Bounce rates are the percentage of visitors who leave your site after viewing only one page. A high bounce rate may indicate that your website is not engaging enough for potential customers, or it could mean your content is too dense and overwhelming. In this blog post, we will discuss reducing your bounce rate with a few simple tips!
Understand the numbers game: Before you tweak your website, you need to understand what the numbers mean. What does it mean to have an 80% bounce rate? Or conversely, a 20% bounce rate. In our experience, having a bounce rate of 80% or higher means that something is significantly wrong with your website, and you need to fix things. A 70 to 80% bounce rate means that while you are not in the red zone, it might be better to start acting. While 50 to 70% is average for most websites, you ideally want to be in the 30 to 50% zone. But if your bounce rate is below 30% or closer to 20%, then there might be something wrong with your tracking software, or you know something about customer retention that no one else in the world has figured out.
Use metrics to understand why visitors are leaving so early: Now that you know the numbers, it is time to start digging deeper and research who your visitors are. If they show up but never stay for more than a few seconds, then there might be something wrong with what you have written or how it appears so far down the page. Visitors coming into your site need to see value in just about 30 seconds – if not sooner. You can use Google Analytics to track where people click and what processes take them out of your website as quickly as possible (and look at their demographics).
A/B testing: The best way we know of reducing bounce rates is through A/B testing. In other words, try different things until one works well enough! For example, let’s say you are an eCommerce store that sells shoes. You might want to try changing the headline of your website or even use a different color scheme for one landing page (which could be done with Visual Website Optimizer). Then compare what worked and did not after tracking things like bounce rates and time on site through Google Analytics.
Eliminate distractions: One easy way to reduce bounce rate is to eliminate all possible distractions from visitors who land on your website! If they see something else more appealing than your products or services, then it will take them away immediately – probably never to return. This means no Flash video ads running in the background when people first click onto your home page, etc.
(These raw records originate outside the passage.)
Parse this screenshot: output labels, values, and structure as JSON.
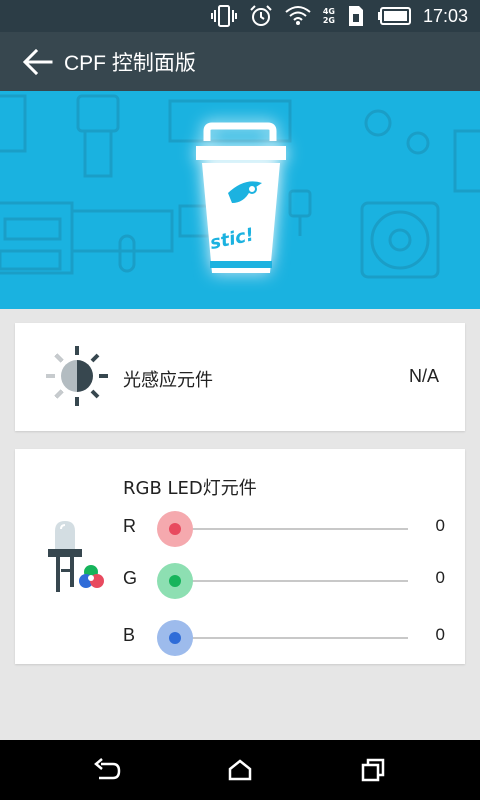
{
  "status_bar": {
    "time": "17:03",
    "signal_4g": "4G",
    "signal_2g": "2G",
    "icons": [
      "vibrate-icon",
      "alarm-icon",
      "wifi-icon",
      "cell-signal-icon",
      "sim-icon",
      "battery-icon"
    ]
  },
  "app_bar": {
    "title": "CPF 控制面版",
    "back_icon": "arrow-left-icon"
  },
  "banner": {
    "bg_color": "#1ab2e0",
    "cup_text": "stic!"
  },
  "light_sensor": {
    "label": "光感应元件",
    "value": "N/A",
    "icon": "light-sensor-icon"
  },
  "rgb_led": {
    "title": "RGB LED灯元件",
    "icon": "led-icon",
    "channels": [
      {
        "label": "R",
        "value": "0",
        "level": 0,
        "thumb_color": "#f5a9ae",
        "dot_color": "#e84a5f"
      },
      {
        "label": "G",
        "value": "0",
        "level": 0,
        "thumb_color": "#8ddfb2",
        "dot_color": "#16b45b"
      },
      {
        "label": "B",
        "value": "0",
        "level": 0,
        "thumb_color": "#9dbbec",
        "dot_color": "#2f6cd8"
      }
    ]
  },
  "nav_bar": {
    "icons": [
      "back-nav-icon",
      "home-icon",
      "recents-icon"
    ]
  }
}
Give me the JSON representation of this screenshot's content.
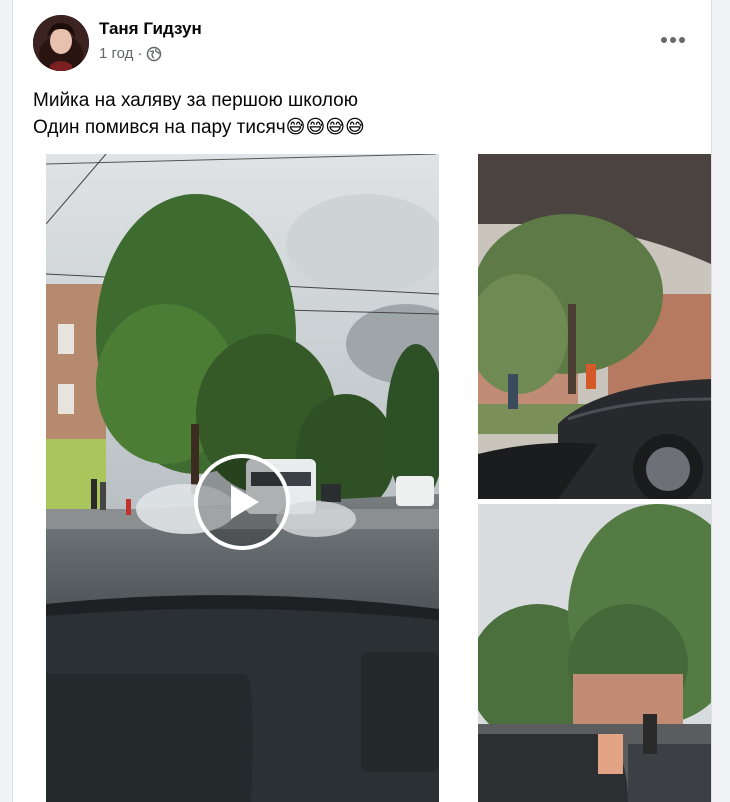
{
  "post": {
    "author": "Таня Гидзун",
    "time": "1 год",
    "separator": "·",
    "privacy_icon": "globe-icon",
    "more_icon": "more-horizontal-icon",
    "text_lines": [
      "Мийка на халяву за першою школою",
      "Один помився на пару тисяч😅😅😅😅"
    ]
  },
  "media": {
    "video_play_icon": "play-icon",
    "photos": [
      "street-video-thumbnail",
      "car-door-photo",
      "trees-photo"
    ]
  },
  "colors": {
    "card": "#ffffff",
    "page": "#f0f2f5",
    "secondary_text": "#65676b",
    "play_button": "#ffffff"
  }
}
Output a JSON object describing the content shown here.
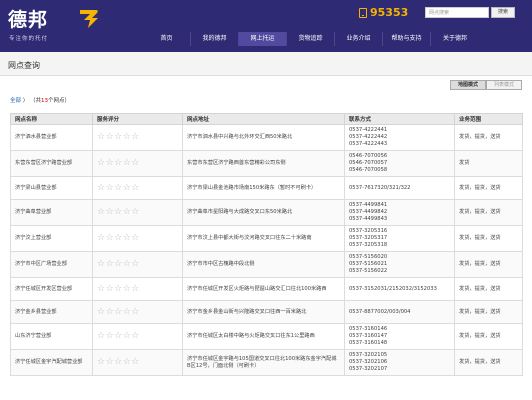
{
  "header": {
    "logo_text": "德邦",
    "slogan": "专注你的托付",
    "hotline": "95353",
    "search_placeholder": "网点搜索",
    "search_button": "搜索",
    "colors": {
      "brand": "#2f2a74",
      "accent": "#f6b400"
    }
  },
  "nav": {
    "items": [
      {
        "label": "首页"
      },
      {
        "label": "我的德邦"
      },
      {
        "label": "网上托运"
      },
      {
        "label": "货物追踪"
      },
      {
        "label": "业务介绍"
      },
      {
        "label": "帮助与支持"
      },
      {
        "label": "关于德邦"
      }
    ]
  },
  "page": {
    "title": "网点查询",
    "view_map": "地图模式",
    "view_list": "列表模式"
  },
  "crumb": {
    "root": "全部",
    "arrow": "〉",
    "prefix": "（共",
    "count": "13",
    "suffix": "个网点）"
  },
  "table": {
    "headers": [
      "网点名称",
      "服务评分",
      "网点地址",
      "联系方式",
      "业务范围"
    ],
    "rows": [
      {
        "name": "济宁泗水县营业部",
        "address": "济宁市泗水县中兴路与北外环交汇西50米路北",
        "phones": [
          "0537-4222441",
          "0537-4222442",
          "0537-4222443"
        ],
        "services": [
          "发货",
          "提货",
          "送货"
        ]
      },
      {
        "name": "东营东营区济宁路营业部",
        "address": "东营市东营区济宁路西首东营精彩公司东侧",
        "phones": [
          "0546-7070056",
          "0546-7070057",
          "0546-7070058"
        ],
        "services": [
          "发货"
        ]
      },
      {
        "name": "济宁梁山县营业部",
        "address": "济宁市梁山县金池路市场南150米路东（暂时不可刷卡）",
        "phones": [
          "0537-7617320/321/322"
        ],
        "services": [
          "发货",
          "提货",
          "送货"
        ]
      },
      {
        "name": "济宁曲阜营业部",
        "address": "济宁曲阜市星阳路与大成路交叉口东50米路北",
        "phones": [
          "0537-4499841",
          "0537-4499842",
          "0537-4499843"
        ],
        "services": [
          "发货",
          "提货",
          "送货"
        ]
      },
      {
        "name": "济宁汶上营业部",
        "address": "济宁市汶上县中都大街与汶河路交叉口往东二十米路南",
        "phones": [
          "0537-3205316",
          "0537-3205317",
          "0537-3205318"
        ],
        "services": [
          "发货",
          "提货",
          "送货"
        ]
      },
      {
        "name": "济宁市中区广场营业部",
        "address": "济宁市市中区古槐路中段北侧",
        "phones": [
          "0537-5156020",
          "0537-5156021",
          "0537-5156022"
        ],
        "services": [
          "发货",
          "提货",
          "送货"
        ]
      },
      {
        "name": "济宁任城区开发区营业部",
        "address": "济宁市任城区开发区火炬路与琵琶山路交汇口往北100米路西",
        "phones": [
          "0537-3152031/2152032/3152033"
        ],
        "services": [
          "发货",
          "提货",
          "送货"
        ]
      },
      {
        "name": "济宁金乡县营业部",
        "address": "济宁市金乡县金山街与兴隆路交叉口往西一百米路北",
        "phones": [
          "0537-8877002/003/004"
        ],
        "services": [
          "发货",
          "提货",
          "送货"
        ]
      },
      {
        "name": "山东济宁营业部",
        "address": "济宁市任城区太白楼中路与火炬路交叉口往东1公里路西",
        "phones": [
          "0537-3160146",
          "0537-3160147",
          "0537-3160148"
        ],
        "services": [
          "发货",
          "提货",
          "送货"
        ]
      },
      {
        "name": "济宁任城区金宇汽配城营业部",
        "address": "济宁市任城区金宇路与105国道交叉口往北100米路东金宇汽配城B区12号，门面北侧（可刷卡）",
        "phones": [
          "0537-3202105",
          "0537-3202106",
          "0537-3202107"
        ],
        "services": [
          "发货",
          "提货",
          "送货"
        ]
      }
    ]
  }
}
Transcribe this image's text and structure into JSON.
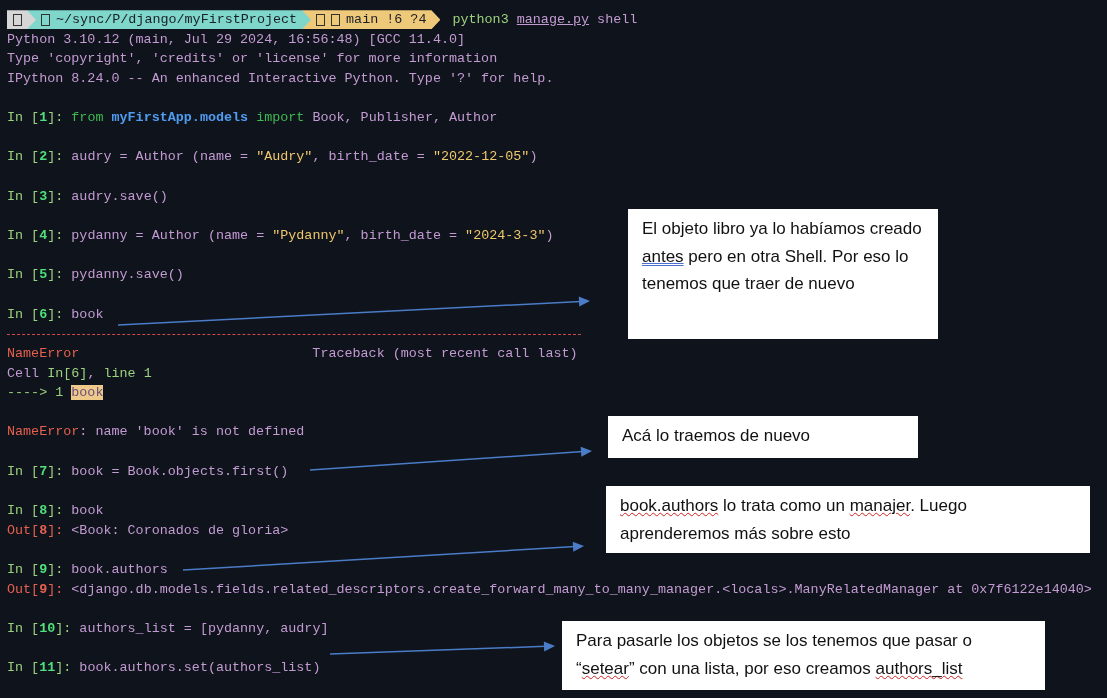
{
  "prompt_bar": {
    "segments": [
      {
        "kind": "os"
      },
      {
        "kind": "path",
        "text": "~/sync/P/django/myFirstProject"
      },
      {
        "kind": "git",
        "text": "main !6 ?4"
      }
    ],
    "command": [
      {
        "kind": "cmd",
        "text": "python3"
      },
      {
        "kind": "link",
        "text": "manage.py"
      },
      {
        "kind": "text",
        "text": "shell"
      }
    ]
  },
  "lines": [
    {
      "kind": "output",
      "parts": [
        {
          "kind": "text",
          "text": "Python 3.10.12 (main, Jul 29 2024, 16:56:48) [GCC 11.4.0]"
        }
      ]
    },
    {
      "kind": "output",
      "parts": [
        {
          "kind": "text",
          "text": "Type 'copyright', 'credits' or 'license' for more information"
        }
      ]
    },
    {
      "kind": "output",
      "parts": [
        {
          "kind": "text",
          "text": "IPython 8.24.0 -- An enhanced Interactive Python. Type '?' for help."
        }
      ]
    },
    {
      "kind": "blank"
    },
    {
      "kind": "input",
      "parts": [
        {
          "kind": "prompt",
          "text": "In ["
        },
        {
          "kind": "num",
          "text": "1"
        },
        {
          "kind": "prompt",
          "text": "]: "
        },
        {
          "kind": "keyword",
          "text": "from "
        },
        {
          "kind": "module",
          "text": "myFirstApp.models "
        },
        {
          "kind": "keyword",
          "text": "import "
        },
        {
          "kind": "text",
          "text": "Book, Publisher, Author"
        }
      ]
    },
    {
      "kind": "blank"
    },
    {
      "kind": "input",
      "parts": [
        {
          "kind": "prompt",
          "text": "In ["
        },
        {
          "kind": "num",
          "text": "2"
        },
        {
          "kind": "prompt",
          "text": "]: "
        },
        {
          "kind": "text",
          "text": "audry = Author (name = "
        },
        {
          "kind": "string",
          "text": "\"Audry\""
        },
        {
          "kind": "text",
          "text": ", birth_date = "
        },
        {
          "kind": "string",
          "text": "\"2022-12-05\""
        },
        {
          "kind": "text",
          "text": ")"
        }
      ]
    },
    {
      "kind": "blank"
    },
    {
      "kind": "input",
      "parts": [
        {
          "kind": "prompt",
          "text": "In ["
        },
        {
          "kind": "num",
          "text": "3"
        },
        {
          "kind": "prompt",
          "text": "]: "
        },
        {
          "kind": "text",
          "text": "audry.save()"
        }
      ]
    },
    {
      "kind": "blank"
    },
    {
      "kind": "input",
      "parts": [
        {
          "kind": "prompt",
          "text": "In ["
        },
        {
          "kind": "num",
          "text": "4"
        },
        {
          "kind": "prompt",
          "text": "]: "
        },
        {
          "kind": "text",
          "text": "pydanny = Author (name = "
        },
        {
          "kind": "string",
          "text": "\"Pydanny\""
        },
        {
          "kind": "text",
          "text": ", birth_date = "
        },
        {
          "kind": "string",
          "text": "\"2024-3-3\""
        },
        {
          "kind": "text",
          "text": ")"
        }
      ]
    },
    {
      "kind": "blank"
    },
    {
      "kind": "input",
      "parts": [
        {
          "kind": "prompt",
          "text": "In ["
        },
        {
          "kind": "num",
          "text": "5"
        },
        {
          "kind": "prompt",
          "text": "]: "
        },
        {
          "kind": "text",
          "text": "pydanny.save()"
        }
      ]
    },
    {
      "kind": "blank"
    },
    {
      "kind": "input",
      "parts": [
        {
          "kind": "prompt",
          "text": "In ["
        },
        {
          "kind": "num",
          "text": "6"
        },
        {
          "kind": "prompt",
          "text": "]: "
        },
        {
          "kind": "text",
          "text": "book"
        }
      ]
    },
    {
      "kind": "rule"
    },
    {
      "kind": "split",
      "parts": [
        {
          "kind": "error",
          "text": "NameError"
        },
        {
          "kind": "text",
          "text": "Traceback (most recent call last)"
        }
      ]
    },
    {
      "kind": "output",
      "parts": [
        {
          "kind": "text",
          "text": "Cell "
        },
        {
          "kind": "prompt",
          "text": "In[6]"
        },
        {
          "kind": "text",
          "text": ", "
        },
        {
          "kind": "prompt",
          "text": "line 1"
        }
      ]
    },
    {
      "kind": "output",
      "parts": [
        {
          "kind": "prompt",
          "text": "----> 1 "
        },
        {
          "kind": "highlight",
          "text": "book"
        }
      ]
    },
    {
      "kind": "blank"
    },
    {
      "kind": "output",
      "parts": [
        {
          "kind": "error",
          "text": "NameError"
        },
        {
          "kind": "text",
          "text": ": name 'book' is not defined"
        }
      ]
    },
    {
      "kind": "blank"
    },
    {
      "kind": "input",
      "parts": [
        {
          "kind": "prompt",
          "text": "In ["
        },
        {
          "kind": "num",
          "text": "7"
        },
        {
          "kind": "prompt",
          "text": "]: "
        },
        {
          "kind": "text",
          "text": "book = Book.objects.first()"
        }
      ]
    },
    {
      "kind": "blank"
    },
    {
      "kind": "input",
      "parts": [
        {
          "kind": "prompt",
          "text": "In ["
        },
        {
          "kind": "num",
          "text": "8"
        },
        {
          "kind": "prompt",
          "text": "]: "
        },
        {
          "kind": "text",
          "text": "book"
        }
      ]
    },
    {
      "kind": "output",
      "parts": [
        {
          "kind": "error",
          "text": "Out["
        },
        {
          "kind": "errnum",
          "text": "8"
        },
        {
          "kind": "error",
          "text": "]: "
        },
        {
          "kind": "text",
          "text": "<Book: Coronados de gloria>"
        }
      ]
    },
    {
      "kind": "blank"
    },
    {
      "kind": "input",
      "parts": [
        {
          "kind": "prompt",
          "text": "In ["
        },
        {
          "kind": "num",
          "text": "9"
        },
        {
          "kind": "prompt",
          "text": "]: "
        },
        {
          "kind": "text",
          "text": "book.authors"
        }
      ]
    },
    {
      "kind": "output",
      "parts": [
        {
          "kind": "error",
          "text": "Out["
        },
        {
          "kind": "errnum",
          "text": "9"
        },
        {
          "kind": "error",
          "text": "]: "
        },
        {
          "kind": "text",
          "text": "<django.db.models.fields.related_descriptors.create_forward_many_to_many_manager.<locals>.ManyRelatedManager at 0x7f6122e14040>"
        }
      ]
    },
    {
      "kind": "blank"
    },
    {
      "kind": "input",
      "parts": [
        {
          "kind": "prompt",
          "text": "In ["
        },
        {
          "kind": "num",
          "text": "10"
        },
        {
          "kind": "prompt",
          "text": "]: "
        },
        {
          "kind": "text",
          "text": "authors_list = [pydanny, audry]"
        }
      ]
    },
    {
      "kind": "blank"
    },
    {
      "kind": "input",
      "parts": [
        {
          "kind": "prompt",
          "text": "In ["
        },
        {
          "kind": "num",
          "text": "11"
        },
        {
          "kind": "prompt",
          "text": "]: "
        },
        {
          "kind": "text",
          "text": "book.authors.set(authors_list)"
        }
      ]
    }
  ],
  "notes": [
    {
      "parts": [
        {
          "text": "El objeto libro ya lo habíamos creado "
        },
        {
          "text": "antes",
          "kind": "grammar"
        },
        {
          "text": " pero en otra Shell. Por eso lo tenemos que traer de nuevo"
        }
      ]
    },
    {
      "parts": [
        {
          "text": "Acá lo traemos de nuevo"
        }
      ]
    },
    {
      "parts": [
        {
          "text": "book.authors",
          "kind": "spelling"
        },
        {
          "text": " lo trata como un "
        },
        {
          "text": "manajer",
          "kind": "spelling"
        },
        {
          "text": ". Luego aprenderemos más sobre esto"
        }
      ]
    },
    {
      "parts": [
        {
          "text": "Para pasarle los objetos se los tenemos que pasar o “"
        },
        {
          "text": "setear",
          "kind": "spelling"
        },
        {
          "text": "” con una lista, por eso creamos "
        },
        {
          "text": "authors_list",
          "kind": "spelling"
        }
      ]
    }
  ]
}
Every little thing matters because it all adds up to one big number – your bounce rate!
Keep things simple with sound design principles: Remember that some basic design principles work well for keeping traffic flowing through websites instead of bouncing them faster than ever before. For example, if you are selling something online (almost all of us), make sure that visitors can see the product right away. They should also be able to read an effective description or understand what your company offers in one minute or less. The more hoops they have to jump through on a website, the higher the chance they will leave and never return!
Make it easy: Another reason people bounce off websites so quickly has nothing to do with how well your content was written but whether someone could find exactly what they were looking for within seconds. In other words, did you pay attention to search engine optimization principles when writing blog posts? Or maybe add some internal links between pages? If people cannot navigate around from page to page or cannot find the information they need in a matter of seconds – then your bounce rate will inevitably go up and stay there.
Focus on the first sentence: Your first sentence should be engaging and create interest with potential customers. Most people read the headline or first paragraph online before continuing onto another page, so make sure this section captures their attention! Use powerful verbs like “understand” and “minimize” instead of words like “knowing.” Also, use active voice rather than passive voice when possible. It can help clarify who has responsibility for an action (the person doing something) versus someone receiving that same action (the person having something done to them).
Beware of density: The next section should be a problem-solution explanation. This is where you explain how the reader can solve their problems by reading your blog post and following through with any links included in the content at the end. Make sure that this section does not feel like fluff or marketing hype! You don’t want readers skimming over it because they think all that’s past here is just filler text for search engines while really it’s valuable information for them if only they’d continue reading. Focus on creating valuable content and keeping it short but effective. At HubSpot, we recommend using bullet points (when relevant) instead of long paragraphs as people tend to ignore walls of text.
So what’s the point? In a nutshell, you want people to continue reading your blog post, and if they do so, successfully finish it up! But make sure this is possible for them should be at the forefront of everyone’s mind when writing or editing copy. Remember that web readers are impatient and don’t have time to read walls of text unless there is something in it for them right away (i.e., value). Keep an eye on word count targets as well–every website has a character limit which means even though your content might be great, no one will see all its awesomeness if it exceeds their site allowance! That being said, avoid keyword stuffing like the plague because Google hates nothing more than websites trying to game their system.